# TO DO:
Return the listing below unchanged, but without pictures.

# EXTRACTED INFORMATION:
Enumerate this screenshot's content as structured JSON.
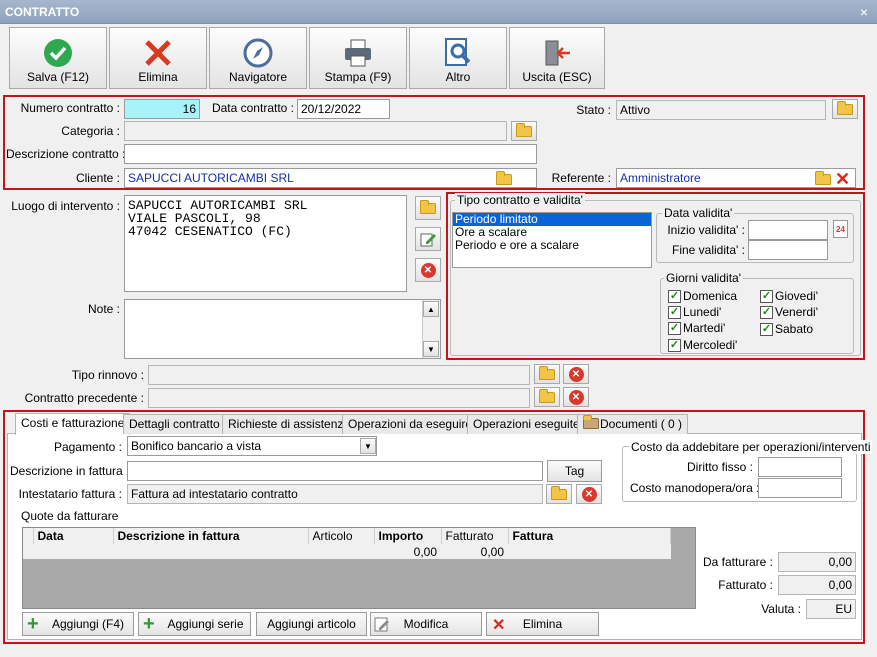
{
  "window": {
    "title": "CONTRATTO",
    "close": "×"
  },
  "toolbar": {
    "save": "Salva (F12)",
    "delete": "Elimina",
    "navigator": "Navigatore",
    "print": "Stampa (F9)",
    "other": "Altro",
    "exit": "Uscita (ESC)"
  },
  "header": {
    "numero_label": "Numero contratto :",
    "numero_value": "16",
    "data_label": "Data contratto :",
    "data_value": "20/12/2022",
    "stato_label": "Stato :",
    "stato_value": "Attivo",
    "categoria_label": "Categoria :",
    "categoria_value": "",
    "descrizione_label": "Descrizione contratto :",
    "descrizione_value": "",
    "cliente_label": "Cliente :",
    "cliente_value": "SAPUCCI AUTORICAMBI SRL",
    "referente_label": "Referente :",
    "referente_value": "Amministratore"
  },
  "luogo": {
    "label": "Luogo di intervento :",
    "lines": [
      "SAPUCCI AUTORICAMBI SRL",
      "VIALE PASCOLI, 98",
      "47042 CESENATICO (FC)"
    ]
  },
  "note": {
    "label": "Note :",
    "value": ""
  },
  "rinnovo": {
    "label": "Tipo rinnovo :",
    "value": ""
  },
  "precedente": {
    "label": "Contratto precedente :",
    "value": ""
  },
  "tipo_contratto": {
    "legend": "Tipo contratto e validita'",
    "options": [
      "Periodo limitato",
      "Ore a scalare",
      "Periodo e ore a scalare"
    ],
    "selected": "Periodo limitato",
    "data_validita": {
      "legend": "Data validita'",
      "inizio_label": "Inizio validita' :",
      "fine_label": "Fine validita' :",
      "inizio_value": "",
      "fine_value": "",
      "calendar_day": "24"
    },
    "giorni": {
      "legend": "Giorni validita'",
      "days": [
        {
          "label": "Domenica",
          "checked": true
        },
        {
          "label": "Lunedi'",
          "checked": true
        },
        {
          "label": "Martedi'",
          "checked": true
        },
        {
          "label": "Mercoledi'",
          "checked": true
        },
        {
          "label": "Giovedi'",
          "checked": true
        },
        {
          "label": "Venerdi'",
          "checked": true
        },
        {
          "label": "Sabato",
          "checked": true
        }
      ]
    }
  },
  "tabs": [
    {
      "label": "Costi e fatturazione",
      "active": true
    },
    {
      "label": "Dettagli contratto"
    },
    {
      "label": "Richieste di assistenza"
    },
    {
      "label": "Operazioni da eseguire"
    },
    {
      "label": "Operazioni eseguite"
    },
    {
      "label": "Documenti ( 0 )"
    }
  ],
  "costi": {
    "pagamento_label": "Pagamento :",
    "pagamento_value": "Bonifico bancario a vista",
    "descr_fattura_label": "Descrizione in fattura",
    "descr_fattura_value": "",
    "tag_button": "Tag",
    "intestatario_label": "Intestatario fattura :",
    "intestatario_value": "Fattura ad intestatario contratto",
    "costo_legend": "Costo da addebitare per operazioni/interventi",
    "diritto_label": "Diritto fisso :",
    "diritto_value": "",
    "manodopera_label": "Costo manodopera/ora :",
    "manodopera_value": "",
    "quote_label": "Quote da fatturare",
    "grid_headers": [
      "Data",
      "Descrizione in fattura",
      "Articolo",
      "Importo",
      "Fatturato",
      "Fattura"
    ],
    "grid_totals": {
      "importo": "0,00",
      "fatturato": "0,00"
    },
    "da_fatturare_label": "Da fatturare :",
    "da_fatturare_value": "0,00",
    "fatturato_label": "Fatturato :",
    "fatturato_value": "0,00",
    "valuta_label": "Valuta :",
    "valuta_value": "EU",
    "buttons": {
      "aggiungi": "Aggiungi (F4)",
      "aggiungi_serie": "Aggiungi serie",
      "aggiungi_articolo": "Aggiungi articolo",
      "modifica": "Modifica",
      "elimina": "Elimina"
    }
  },
  "colors": {
    "highlight_border": "#c0161b",
    "selection": "#0a64d8",
    "numero_bg": "#a8f3fa",
    "link_text": "#1530a0"
  }
}
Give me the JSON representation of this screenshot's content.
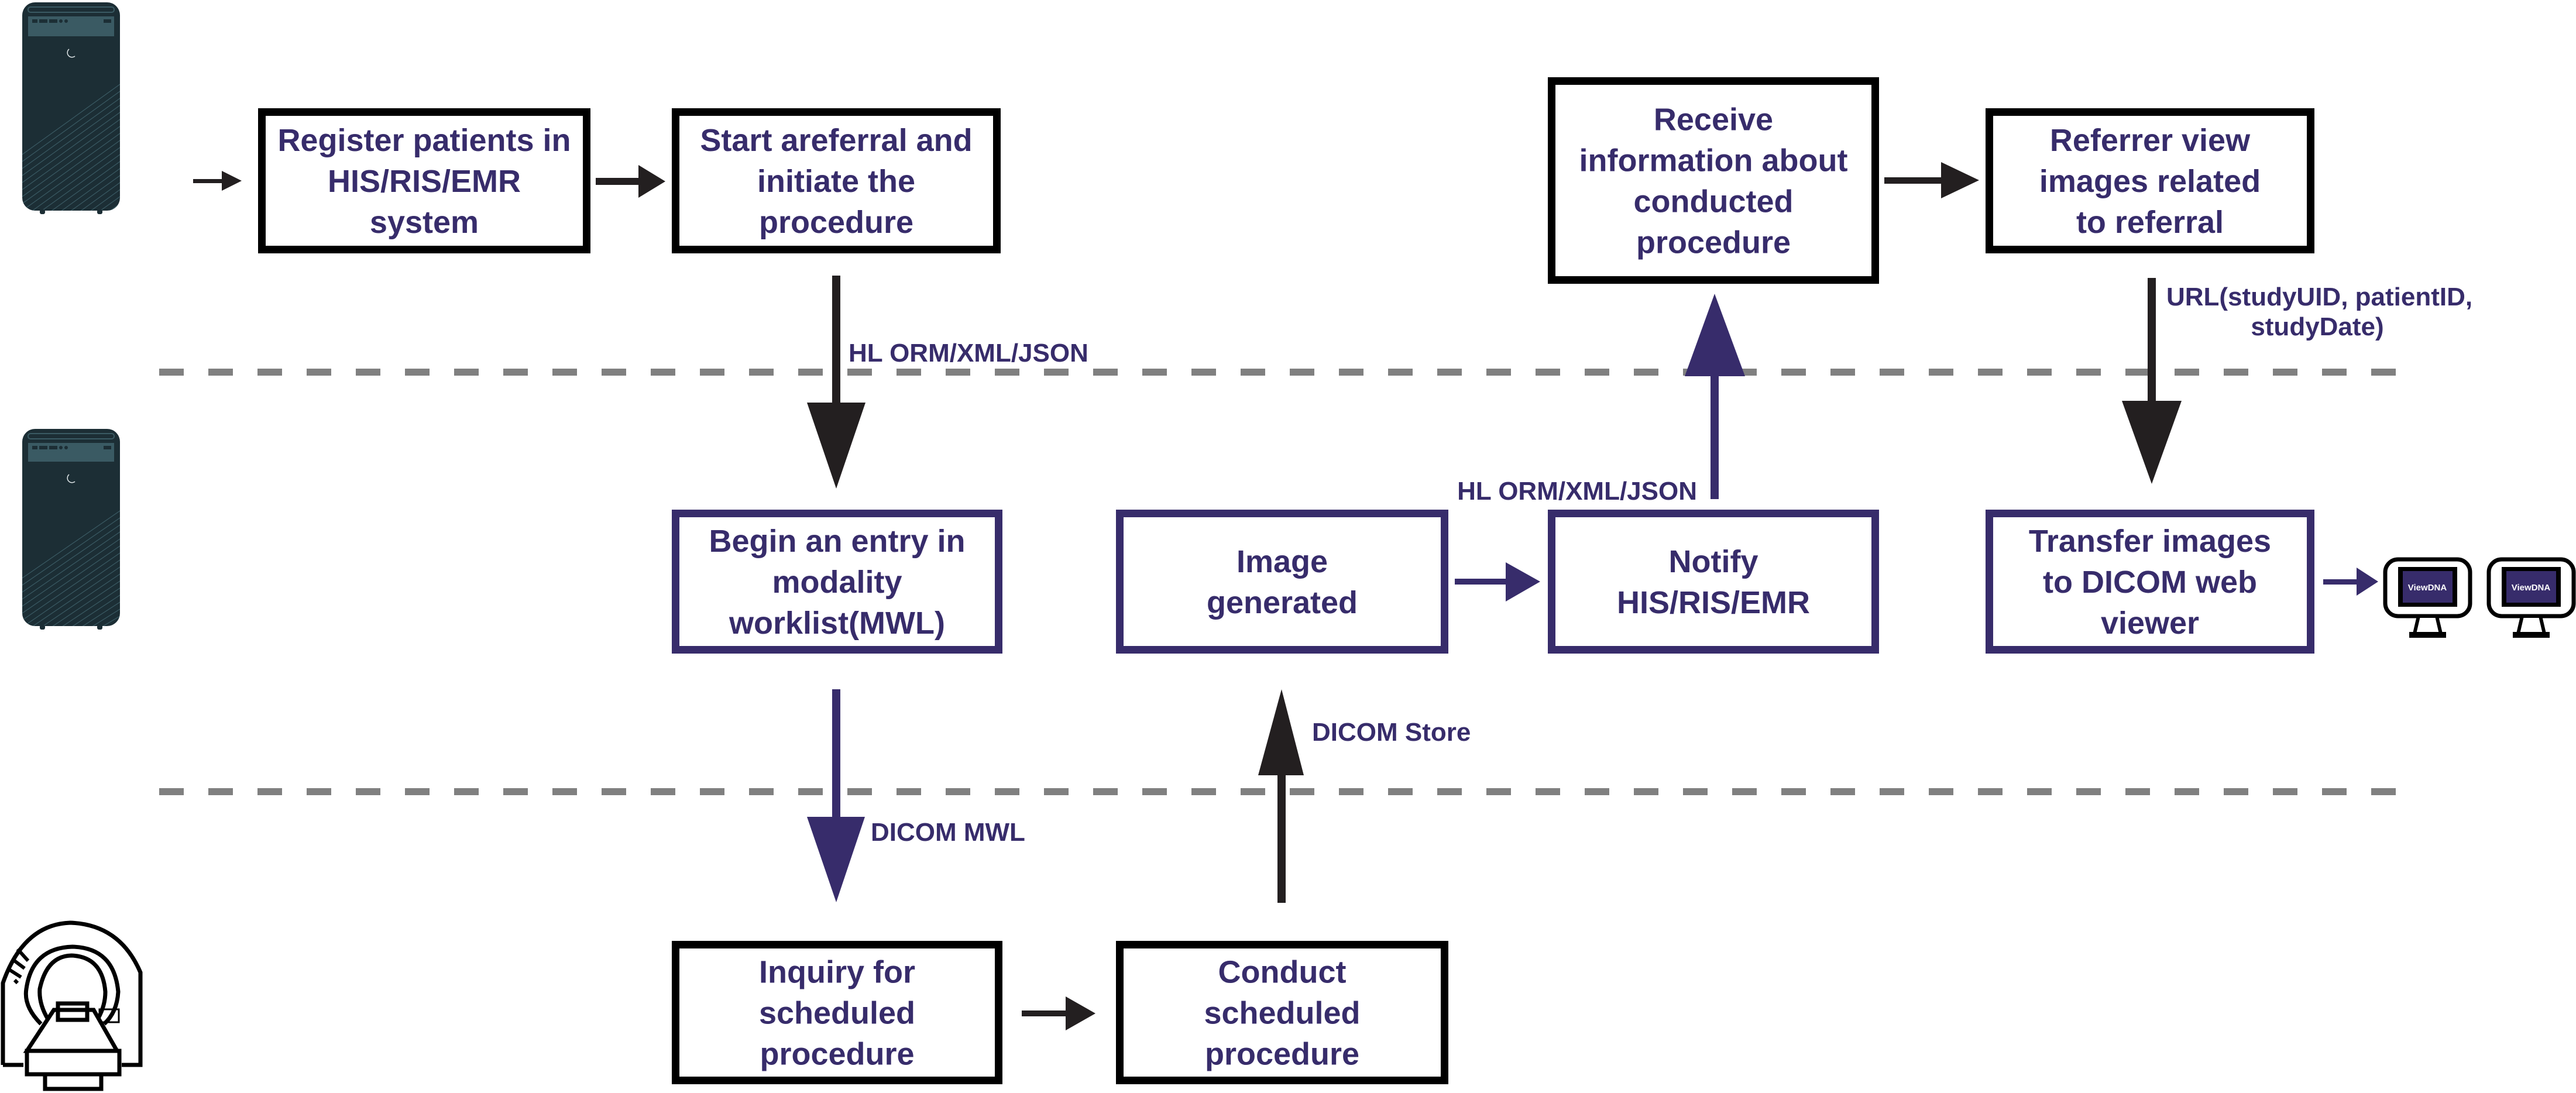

# SOLVED PROBLEM:
Enumerate this screenshot's content as structured JSON.
{
  "window": {
    "title": "CONTRATTO",
    "close": "×"
  },
  "toolbar": {
    "save": "Salva (F12)",
    "delete": "Elimina",
    "navigator": "Navigatore",
    "print": "Stampa (F9)",
    "other": "Altro",
    "exit": "Uscita (ESC)"
  },
  "header": {
    "numero_label": "Numero contratto :",
    "numero_value": "16",
    "data_label": "Data contratto :",
    "data_value": "20/12/2022",
    "stato_label": "Stato :",
    "stato_value": "Attivo",
    "categoria_label": "Categoria :",
    "categoria_value": "",
    "descrizione_label": "Descrizione contratto :",
    "descrizione_value": "",
    "cliente_label": "Cliente :",
    "cliente_value": "SAPUCCI AUTORICAMBI SRL",
    "referente_label": "Referente :",
    "referente_value": "Amministratore"
  },
  "luogo": {
    "label": "Luogo di intervento :",
    "lines": [
      "SAPUCCI AUTORICAMBI SRL",
      "VIALE PASCOLI, 98",
      "47042 CESENATICO (FC)"
    ]
  },
  "note": {
    "label": "Note :",
    "value": ""
  },
  "rinnovo": {
    "label": "Tipo rinnovo :",
    "value": ""
  },
  "precedente": {
    "label": "Contratto precedente :",
    "value": ""
  },
  "tipo_contratto": {
    "legend": "Tipo contratto e validita'",
    "options": [
      "Periodo limitato",
      "Ore a scalare",
      "Periodo e ore a scalare"
    ],
    "selected": "Periodo limitato",
    "data_validita": {
      "legend": "Data validita'",
      "inizio_label": "Inizio validita' :",
      "fine_label": "Fine validita' :",
      "inizio_value": "",
      "fine_value": "",
      "calendar_day": "24"
    },
    "giorni": {
      "legend": "Giorni validita'",
      "days": [
        {
          "label": "Domenica",
          "checked": true
        },
        {
          "label": "Lunedi'",
          "checked": true
        },
        {
          "label": "Martedi'",
          "checked": true
        },
        {
          "label": "Mercoledi'",
          "checked": true
        },
        {
          "label": "Giovedi'",
          "checked": true
        },
        {
          "label": "Venerdi'",
          "checked": true
        },
        {
          "label": "Sabato",
          "checked": true
        }
      ]
    }
  },
  "tabs": [
    {
      "label": "Costi e fatturazione",
      "active": true
    },
    {
      "label": "Dettagli contratto"
    },
    {
      "label": "Richieste di assistenza"
    },
    {
      "label": "Operazioni da eseguire"
    },
    {
      "label": "Operazioni eseguite"
    },
    {
      "label": "Documenti ( 0 )"
    }
  ],
  "costi": {
    "pagamento_label": "Pagamento :",
    "pagamento_value": "Bonifico bancario a vista",
    "descr_fattura_label": "Descrizione in fattura",
    "descr_fattura_value": "",
    "tag_button": "Tag",
    "intestatario_label": "Intestatario fattura :",
    "intestatario_value": "Fattura ad intestatario contratto",
    "costo_legend": "Costo da addebitare per operazioni/interventi",
    "diritto_label": "Diritto fisso :",
    "diritto_value": "",
    "manodopera_label": "Costo manodopera/ora :",
    "manodopera_value": "",
    "quote_label": "Quote da fatturare",
    "grid_headers": [
      "Data",
      "Descrizione in fattura",
      "Articolo",
      "Importo",
      "Fatturato",
      "Fattura"
    ],
    "grid_totals": {
      "importo": "0,00",
      "fatturato": "0,00"
    },
    "da_fatturare_label": "Da fatturare :",
    "da_fatturare_value": "0,00",
    "fatturato_label": "Fatturato :",
    "fatturato_value": "0,00",
    "valuta_label": "Valuta :",
    "valuta_value": "EU",
    "buttons": {
      "aggiungi": "Aggiungi (F4)",
      "aggiungi_serie": "Aggiungi serie",
      "aggiungi_articolo": "Aggiungi articolo",
      "modifica": "Modifica",
      "elimina": "Elimina"
    }
  },
  "colors": {
    "highlight_border": "#c0161b",
    "selection": "#0a64d8",
    "numero_bg": "#a8f3fa",
    "link_text": "#1530a0"
  }
}
Give me the JSON representation of this screenshot's content.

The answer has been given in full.